**Work item**
From the records below, work out how many lines carry the string "java". Leave out everything but the number.
══════════════════════════════
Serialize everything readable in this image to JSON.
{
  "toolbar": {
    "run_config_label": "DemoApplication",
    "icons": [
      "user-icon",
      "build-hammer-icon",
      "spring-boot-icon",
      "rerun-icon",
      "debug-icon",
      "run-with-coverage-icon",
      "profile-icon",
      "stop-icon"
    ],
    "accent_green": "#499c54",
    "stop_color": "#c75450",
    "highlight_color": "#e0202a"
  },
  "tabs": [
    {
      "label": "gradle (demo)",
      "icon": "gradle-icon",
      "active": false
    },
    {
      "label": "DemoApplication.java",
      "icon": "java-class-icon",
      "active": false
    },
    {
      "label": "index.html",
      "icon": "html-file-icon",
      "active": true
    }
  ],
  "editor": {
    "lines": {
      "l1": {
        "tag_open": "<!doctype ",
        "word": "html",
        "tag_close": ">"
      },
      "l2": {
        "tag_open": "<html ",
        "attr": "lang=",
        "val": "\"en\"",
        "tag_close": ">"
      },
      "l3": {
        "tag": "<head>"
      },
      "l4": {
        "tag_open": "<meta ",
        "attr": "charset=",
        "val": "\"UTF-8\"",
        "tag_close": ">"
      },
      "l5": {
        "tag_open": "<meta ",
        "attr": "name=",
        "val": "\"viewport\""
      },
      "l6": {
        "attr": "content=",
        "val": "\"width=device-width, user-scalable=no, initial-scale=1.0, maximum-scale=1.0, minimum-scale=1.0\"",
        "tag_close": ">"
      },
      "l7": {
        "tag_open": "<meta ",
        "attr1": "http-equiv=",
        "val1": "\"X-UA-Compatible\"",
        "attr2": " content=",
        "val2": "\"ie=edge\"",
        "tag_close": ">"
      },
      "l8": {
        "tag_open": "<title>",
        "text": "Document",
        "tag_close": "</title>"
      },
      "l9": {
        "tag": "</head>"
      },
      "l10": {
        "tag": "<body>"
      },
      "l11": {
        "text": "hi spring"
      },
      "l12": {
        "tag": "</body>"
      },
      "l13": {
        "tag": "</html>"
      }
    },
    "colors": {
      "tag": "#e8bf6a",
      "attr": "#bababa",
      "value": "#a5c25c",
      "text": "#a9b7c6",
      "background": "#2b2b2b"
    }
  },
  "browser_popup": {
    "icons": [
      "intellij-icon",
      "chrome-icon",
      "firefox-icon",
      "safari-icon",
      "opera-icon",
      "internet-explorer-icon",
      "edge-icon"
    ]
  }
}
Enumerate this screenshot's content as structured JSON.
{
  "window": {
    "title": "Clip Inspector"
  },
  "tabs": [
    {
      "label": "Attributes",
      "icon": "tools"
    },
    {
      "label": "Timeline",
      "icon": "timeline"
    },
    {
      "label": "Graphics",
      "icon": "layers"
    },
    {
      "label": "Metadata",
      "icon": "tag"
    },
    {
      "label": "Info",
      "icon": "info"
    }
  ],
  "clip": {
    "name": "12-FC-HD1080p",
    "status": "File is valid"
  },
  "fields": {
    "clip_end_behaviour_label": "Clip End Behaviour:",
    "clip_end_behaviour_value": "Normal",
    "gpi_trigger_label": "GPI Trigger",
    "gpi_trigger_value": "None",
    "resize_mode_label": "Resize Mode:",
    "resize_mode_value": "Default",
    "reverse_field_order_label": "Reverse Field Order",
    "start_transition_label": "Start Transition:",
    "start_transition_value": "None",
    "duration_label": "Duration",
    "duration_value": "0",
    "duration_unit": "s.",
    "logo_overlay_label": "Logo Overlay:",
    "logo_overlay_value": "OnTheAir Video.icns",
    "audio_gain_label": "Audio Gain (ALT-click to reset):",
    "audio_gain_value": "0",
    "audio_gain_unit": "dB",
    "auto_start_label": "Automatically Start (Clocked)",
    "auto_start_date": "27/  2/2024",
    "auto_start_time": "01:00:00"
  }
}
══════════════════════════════
**Task result**
2